Shanghai Gold Exchange
Chinese gold withdrawals from the Shanghai Gold Exchange (or SGE) are a good indicator of China’s demand for physical gold. According to many gold experts, it’s close to the actual demand.
All the mined and imported gold in China can only sell through the Shanghai Gold Exchange. By tracking the data, investors can get a good idea of the short-term direction for demand in China.
The Shanghai Gold Exchange also points to the short-term direction for gold prices (GLD). This impacts gold stocks such as Goldcorp (GG), Barrick Gold (ABX), and Newmont Mining (NEM). It also impacts gold ETFs such as the VanEck Vectors Gold Miners ETF (GDX). GG and ABX form 18.8% of GDX’s holdings.
The weekly data
The Shanghai Gold Exchange releases gold withdrawal data every week. In 2014, SGE withdrawals amounted to 2,102.4 tons. While demand was strong, the figure was 95 tons lower than it was in 2013.
So far, 2015 has seen strong gold demand in China. In the first two months of 2015, gold withdrawals tracked by the SGE reached 411 tons. Withdrawals for the two-week period ending February 27 were 37.9 tons. While this figure is quite low compared to withdrawals over previous weeks in 2015, it reflects the break for the Chinese New Year. According to Bullion Desk, this figure only covers February 16, 17, 25, 26, and 27.

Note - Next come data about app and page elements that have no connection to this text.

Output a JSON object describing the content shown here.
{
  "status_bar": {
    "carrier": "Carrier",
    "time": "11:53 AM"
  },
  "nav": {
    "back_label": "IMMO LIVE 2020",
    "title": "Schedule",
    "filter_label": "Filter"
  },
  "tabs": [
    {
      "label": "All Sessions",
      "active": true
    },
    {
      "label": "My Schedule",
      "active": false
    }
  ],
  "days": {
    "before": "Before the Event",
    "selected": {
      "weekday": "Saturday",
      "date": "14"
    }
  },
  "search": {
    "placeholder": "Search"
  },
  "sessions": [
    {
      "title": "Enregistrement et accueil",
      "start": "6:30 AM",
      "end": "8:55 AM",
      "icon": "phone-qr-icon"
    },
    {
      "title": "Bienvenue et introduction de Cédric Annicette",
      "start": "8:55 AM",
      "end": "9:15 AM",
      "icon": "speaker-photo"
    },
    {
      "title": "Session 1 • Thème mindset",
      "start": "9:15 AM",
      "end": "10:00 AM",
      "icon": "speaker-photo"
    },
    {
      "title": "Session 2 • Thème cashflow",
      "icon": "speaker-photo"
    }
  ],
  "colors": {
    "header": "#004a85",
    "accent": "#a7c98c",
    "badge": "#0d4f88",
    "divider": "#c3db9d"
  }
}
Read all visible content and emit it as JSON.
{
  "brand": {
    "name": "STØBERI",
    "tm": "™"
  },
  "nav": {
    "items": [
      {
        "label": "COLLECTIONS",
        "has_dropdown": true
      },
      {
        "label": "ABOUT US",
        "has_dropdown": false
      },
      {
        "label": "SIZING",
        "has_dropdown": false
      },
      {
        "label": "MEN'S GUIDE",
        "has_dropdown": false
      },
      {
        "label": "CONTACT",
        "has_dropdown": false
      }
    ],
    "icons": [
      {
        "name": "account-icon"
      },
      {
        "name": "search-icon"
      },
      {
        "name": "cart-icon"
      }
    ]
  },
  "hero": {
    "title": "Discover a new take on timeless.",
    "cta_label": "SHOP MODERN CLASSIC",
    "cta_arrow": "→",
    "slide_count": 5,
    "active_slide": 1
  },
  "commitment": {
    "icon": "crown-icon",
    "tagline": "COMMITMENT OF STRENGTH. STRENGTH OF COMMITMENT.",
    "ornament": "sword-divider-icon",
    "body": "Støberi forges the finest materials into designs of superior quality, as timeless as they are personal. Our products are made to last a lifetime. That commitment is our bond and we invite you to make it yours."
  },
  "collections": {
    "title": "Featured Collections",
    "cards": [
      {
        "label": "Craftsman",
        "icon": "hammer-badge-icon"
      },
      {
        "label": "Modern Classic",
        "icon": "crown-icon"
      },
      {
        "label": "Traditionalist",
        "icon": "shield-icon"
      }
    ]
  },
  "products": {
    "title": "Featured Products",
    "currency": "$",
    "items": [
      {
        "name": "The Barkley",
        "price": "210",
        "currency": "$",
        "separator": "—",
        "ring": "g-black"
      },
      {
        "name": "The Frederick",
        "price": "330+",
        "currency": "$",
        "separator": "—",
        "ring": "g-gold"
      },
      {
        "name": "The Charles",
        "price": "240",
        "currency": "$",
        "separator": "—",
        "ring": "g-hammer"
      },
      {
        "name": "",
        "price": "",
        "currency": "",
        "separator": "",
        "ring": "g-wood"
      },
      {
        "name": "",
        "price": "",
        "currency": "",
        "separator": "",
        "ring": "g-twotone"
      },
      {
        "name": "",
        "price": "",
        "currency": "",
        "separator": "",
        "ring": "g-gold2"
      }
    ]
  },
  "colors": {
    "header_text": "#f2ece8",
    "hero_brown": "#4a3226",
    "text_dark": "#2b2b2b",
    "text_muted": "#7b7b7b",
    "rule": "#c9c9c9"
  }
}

Investors need to keep watching China’s withdrawal trend now that the Chinese New Year is over. Investors can then decide if the demand is actually strong in China, particularly after gold prices fell in the wake of Fed rate hike jitters as the US dollar strengthened. Chinese consumers are known to stock up on gold after any weakness in prices.